On February 21, 2020, the U.S. Food and Drug Administration (FDA) cleared Novalung®, a heart and lung support system for the treatment of acute respiratory or cardiopulmonary failure in adults. Novalung is the first extracorporeal membrane oxygenation (ECMO) system to be cleared for more than six hours of use as extracorporeal life support.
Robert Bartlett, MD, is currently a Professor of Surgery in the Division of Acute Care Surgery at the University of Michigan Medical Center. Now a retired surgeon, Dr. Bartlett proved instrumental in the creation and advancement of ECMO treatment.
In this Q&A, Dr. Bartlett shares his thoughts on the FDA’s clearance of Novalung, and how ECMO devices like this one are helping to save patient lives.
Q: In your own words, how would you describe ECMO treatments? How did you become involved in this field?
RB: About 50 years ago, when I was a practicing surgeon, I had a lot of patients experience heart and lung failure during general and cardiothoracic surgery. For me, it was personal. I wanted to find a way to save my patients, so I worked with colleagues to create an ECMO treatment.
ECMO treatments like Novalung oxygenate a patient’s blood through an artificial lung and circulate oxygen back into the bloodstream, taking over the function of the heart and lungs. Patients in heart and lung failure are supported by an ECMO device until their organs stabilize.
Q: How is Novalung different from existing ECMO treatments?
RB: While there are only a few ECMO machines, the general concept of Novalung is not too different from other ECMO treatments. It functions similarly to oxygenate a patient’s blood.
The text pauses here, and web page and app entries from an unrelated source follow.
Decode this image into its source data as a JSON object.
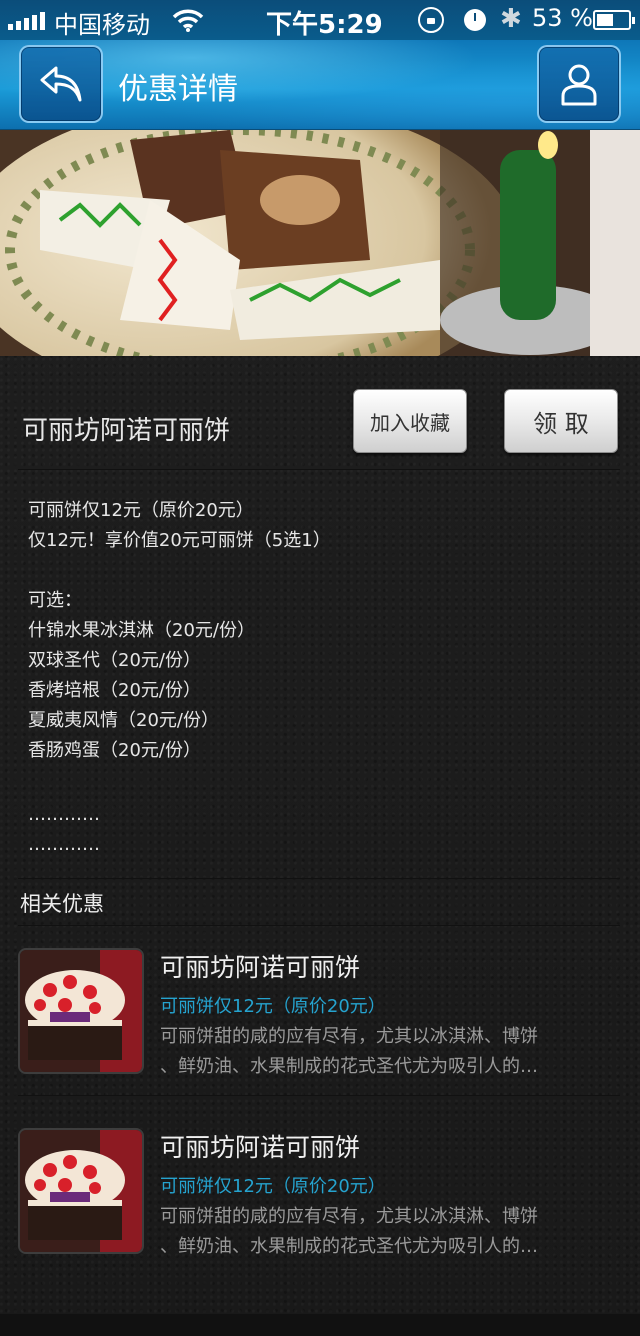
{
  "status_bar": {
    "carrier": "中国移动",
    "time": "下午5:29",
    "battery": "53 %"
  },
  "nav": {
    "title": "优惠详情",
    "back_icon": "back-arrow-icon",
    "user_icon": "user-icon"
  },
  "offer": {
    "title": "可丽坊阿诺可丽饼",
    "favorite_label": "加入收藏",
    "claim_label": "领 取",
    "description": [
      "可丽饼仅12元（原价20元）",
      "仅12元！享价值20元可丽饼（5选1）",
      "",
      "可选：",
      "什锦水果冰淇淋（20元/份）",
      "双球圣代（20元/份）",
      "香烤培根（20元/份）",
      "夏威夷风情（20元/份）",
      "香肠鸡蛋（20元/份）",
      "",
      "…………",
      "…………"
    ]
  },
  "related": {
    "title": "相关优惠",
    "items": [
      {
        "title": "可丽坊阿诺可丽饼",
        "subtitle": "可丽饼仅12元（原价20元）",
        "desc_line1": "可丽饼甜的咸的应有尽有，尤其以冰淇淋、博饼",
        "desc_line2": "、鲜奶油、水果制成的花式圣代尤为吸引人的…"
      },
      {
        "title": "可丽坊阿诺可丽饼",
        "subtitle": "可丽饼仅12元（原价20元）",
        "desc_line1": "可丽饼甜的咸的应有尽有，尤其以冰淇淋、博饼",
        "desc_line2": "、鲜奶油、水果制成的花式圣代尤为吸引人的…"
      }
    ]
  },
  "colors": {
    "accent": "#25a3cf",
    "nav_blue": "#1a9bd8",
    "background": "#1b1b1b"
  }
}
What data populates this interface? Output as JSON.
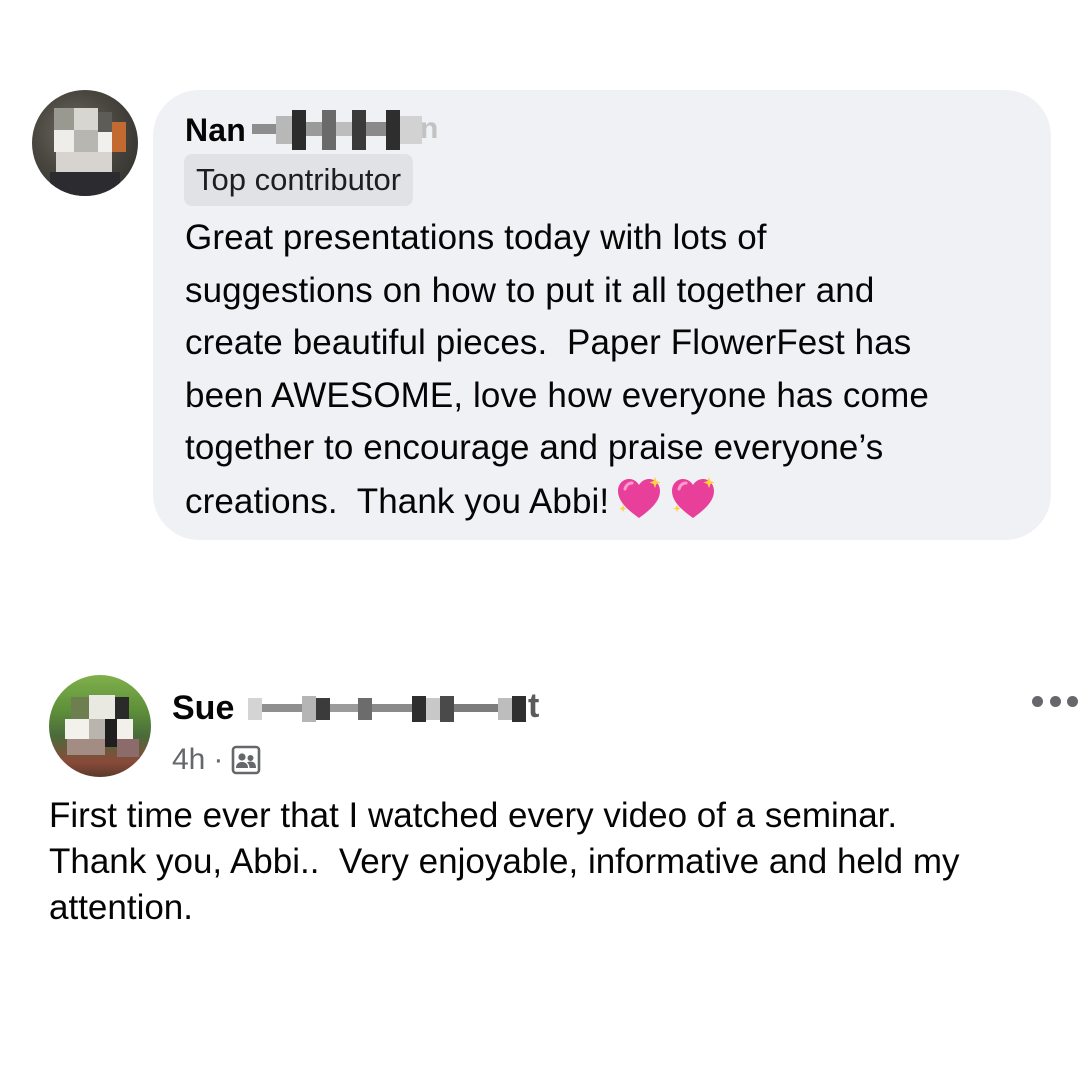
{
  "comments": [
    {
      "author_visible": "Nan",
      "author_trailing_visible": "n",
      "badge": "Top contributor",
      "body_lines": [
        "Great presentations today with lots of",
        "suggestions on how to put it all together and",
        "create beautiful pieces.  Paper FlowerFest has",
        "been AWESOME, love how everyone has come",
        "together to encourage and praise everyone’s",
        "creations.  Thank you Abbi!"
      ],
      "emoji": [
        "sparkling-heart",
        "sparkling-heart"
      ]
    },
    {
      "author_visible": "Sue",
      "author_trailing_visible": "t",
      "timestamp": "4h",
      "separator": "·",
      "audience_icon": "group-members-icon",
      "more_icon": "more-horizontal-icon",
      "body_lines": [
        "First time ever that I watched every video of a seminar.",
        "Thank you, Abbi..  Very enjoyable, informative and held my",
        "attention."
      ]
    }
  ],
  "colors": {
    "bubble": "#eff1f4",
    "badge": "#e0e2e6",
    "text": "#050505",
    "secondary": "#65676b",
    "heart": "#e8409a"
  }
}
However, the indication provided for Novalung is for ECMO with cardiopulmonary resuscitation (CPR) for long term use, which would allow physicians to use this device for more than six hours. This would make it the first device in the U.S. that is cleared for long-term use.
Q: What are the biggest challenges with ECMO treatments that the industry is facing?
RB: Taking a step back to the industry level, the biggest challenge with ECMO is that the concept is simple, but its use can be complex. Many top intensive care doctors are still learning how to effectively use ECMO in practice.
Our largest hurdle for the next 10 years is education on and awareness of ECMO treatments. That’s why I started the Extracorporeal Life Support Organization (ELSO), an international organization that works with over 600 major medical centers worldwide to explain the use of ECMOs and provide educational materials to those that need to know more about it.
Q: Where do you think this technology could be used in the future?
RB: On the application side, ECMO technologies are currently being used for heart and lung failure. The future growth areas for ECMO devices are in the use cases. My personal goal, and the reason why I started the ELSO, is to educate physicians about the use of ECMOs and demonstrate ways to use this technology.
INDICATIONS FOR USE
The Novalung System is indicated for long-term (>6 hours) respiratory/cardiopulmonary support that provides assisted extracorporeal circulation and physiologic gas exchange (oxygenation and CO2 removal) of the patient's blood in adults with acute respiratory failure or acute cardiopulmonary failure, where other available treatment options have failed, and continued clinical deterioration is expected or the risk of death is imminent. These may include:
Caution: Federal (US) law restricts these devices to sale by or on the order of a physician.
Note: Read the Instructions for Use for safe and proper use of these devices. For a complete description of hazards, contraindications, side effects, and precautions, see full package labeling at www.fmcna.com.
© 2020 Fresenius Medical Care. All Rights Reserved. Fresenius Medical Care, the triangle logo, and Novalung are trademarks of Fresenius Medical Care Holdings, Inc. or its affiliated companies. All other trademarks are the property of their respective owners. P/N 104136-01 Rev A 03/2020.